What is needed:
Quote every line below exactly as it reads.

(Items from an interface collection)
================================

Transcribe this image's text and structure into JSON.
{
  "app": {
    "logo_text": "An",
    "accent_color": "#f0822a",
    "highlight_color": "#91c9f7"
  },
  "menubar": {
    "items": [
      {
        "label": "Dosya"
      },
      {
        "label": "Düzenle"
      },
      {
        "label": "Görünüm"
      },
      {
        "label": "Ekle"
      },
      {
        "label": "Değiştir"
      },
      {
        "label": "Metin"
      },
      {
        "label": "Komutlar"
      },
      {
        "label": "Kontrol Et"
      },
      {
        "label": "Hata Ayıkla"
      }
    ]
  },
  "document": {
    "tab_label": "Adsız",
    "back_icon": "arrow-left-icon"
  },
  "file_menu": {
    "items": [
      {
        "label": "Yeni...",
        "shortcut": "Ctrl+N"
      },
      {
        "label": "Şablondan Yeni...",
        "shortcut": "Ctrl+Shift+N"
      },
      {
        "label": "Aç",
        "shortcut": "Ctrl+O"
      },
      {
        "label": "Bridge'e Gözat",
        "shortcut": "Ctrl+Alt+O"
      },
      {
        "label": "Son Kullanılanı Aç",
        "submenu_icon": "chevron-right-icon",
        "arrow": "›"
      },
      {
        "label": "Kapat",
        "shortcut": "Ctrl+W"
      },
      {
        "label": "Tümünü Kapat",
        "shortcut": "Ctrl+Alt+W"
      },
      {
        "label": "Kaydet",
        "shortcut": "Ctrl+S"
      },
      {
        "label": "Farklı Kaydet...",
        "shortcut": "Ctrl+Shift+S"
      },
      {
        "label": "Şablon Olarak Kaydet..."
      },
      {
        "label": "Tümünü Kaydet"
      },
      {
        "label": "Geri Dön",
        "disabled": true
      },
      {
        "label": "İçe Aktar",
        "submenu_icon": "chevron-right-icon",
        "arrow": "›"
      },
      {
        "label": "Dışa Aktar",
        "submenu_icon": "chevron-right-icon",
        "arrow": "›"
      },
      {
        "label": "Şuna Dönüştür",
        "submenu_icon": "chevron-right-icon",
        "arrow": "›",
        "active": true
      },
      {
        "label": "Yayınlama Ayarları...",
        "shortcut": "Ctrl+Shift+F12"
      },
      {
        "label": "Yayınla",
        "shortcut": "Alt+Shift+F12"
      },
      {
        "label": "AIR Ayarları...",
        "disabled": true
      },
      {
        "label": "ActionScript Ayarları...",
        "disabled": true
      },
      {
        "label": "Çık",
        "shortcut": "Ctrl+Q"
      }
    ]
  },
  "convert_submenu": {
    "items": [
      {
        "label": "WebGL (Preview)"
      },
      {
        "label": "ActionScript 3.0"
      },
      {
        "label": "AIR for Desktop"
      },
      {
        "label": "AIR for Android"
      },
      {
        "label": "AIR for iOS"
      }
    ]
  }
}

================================

Answer box:
Transcribe this image's text and structure into JSON.
{
  "app": {
    "logo_text": "An",
    "accent_color": "#f0822a",
    "highlight_color": "#91c9f7"
  },
  "menubar": {
    "items": [
      {
        "label": "Dosya"
      },
      {
        "label": "Düzenle"
      },
      {
        "label": "Görünüm"
      },
      {
        "label": "Ekle"
      },
      {
        "label": "Değiştir"
      },
      {
        "label": "Metin"
      },
      {
        "label": "Komutlar"
      },
      {
        "label": "Kontrol Et"
      },
      {
        "label": "Hata Ayıkla"
      }
    ]
  },
  "document": {
    "tab_label": "Adsız",
    "back_icon": "arrow-left-icon"
  },
  "file_menu": {
    "items": [
      {
        "label": "Yeni...",
        "shortcut": "Ctrl+N"
      },
      {
        "label": "Şablondan Yeni...",
        "shortcut": "Ctrl+Shift+N"
      },
      {
        "label": "Aç",
        "shortcut": "Ctrl+O"
      },
      {
        "label": "Bridge'e Gözat",
        "shortcut": "Ctrl+Alt+O"
      },
      {
        "label": "Son Kullanılanı Aç",
        "submenu_icon": "chevron-right-icon",
        "arrow": "›"
      },
      {
        "label": "Kapat",
        "shortcut": "Ctrl+W"
      },
      {
        "label": "Tümünü Kapat",
        "shortcut": "Ctrl+Alt+W"
      },
      {
        "label": "Kaydet",
        "shortcut": "Ctrl+S"
      },
      {
        "label": "Farklı Kaydet...",
        "shortcut": "Ctrl+Shift+S"
      },
      {
        "label": "Şablon Olarak Kaydet..."
      },
      {
        "label": "Tümünü Kaydet"
      },
      {
        "label": "Geri Dön",
        "disabled": true
      },
      {
        "label": "İçe Aktar",
        "submenu_icon": "chevron-right-icon",
        "arrow": "›"
      },
      {
        "label": "Dışa Aktar",
        "submenu_icon": "chevron-right-icon",
        "arrow": "›"
      },
      {
        "label": "Şuna Dönüştür",
        "submenu_icon": "chevron-right-icon",
        "arrow": "›",
        "active": true
      },
      {
        "label": "Yayınlama Ayarları...",
        "shortcut": "Ctrl+Shift+F12"
      },
      {
        "label": "Yayınla",
        "shortcut": "Alt+Shift+F12"
      },
      {
        "label": "AIR Ayarları...",
        "disabled": true
      },
      {
        "label": "ActionScript Ayarları...",
        "disabled": true
      },
      {
        "label": "Çık",
        "shortcut": "Ctrl+Q"
      }
    ]
  },
  "convert_submenu": {
    "items": [
      {
        "label": "WebGL (Preview)"
      },
      {
        "label": "ActionScript 3.0"
      },
      {
        "label": "AIR for Desktop"
      },
      {
        "label": "AIR for Android"
      },
      {
        "label": "AIR for iOS"
      }
    ]
  }
}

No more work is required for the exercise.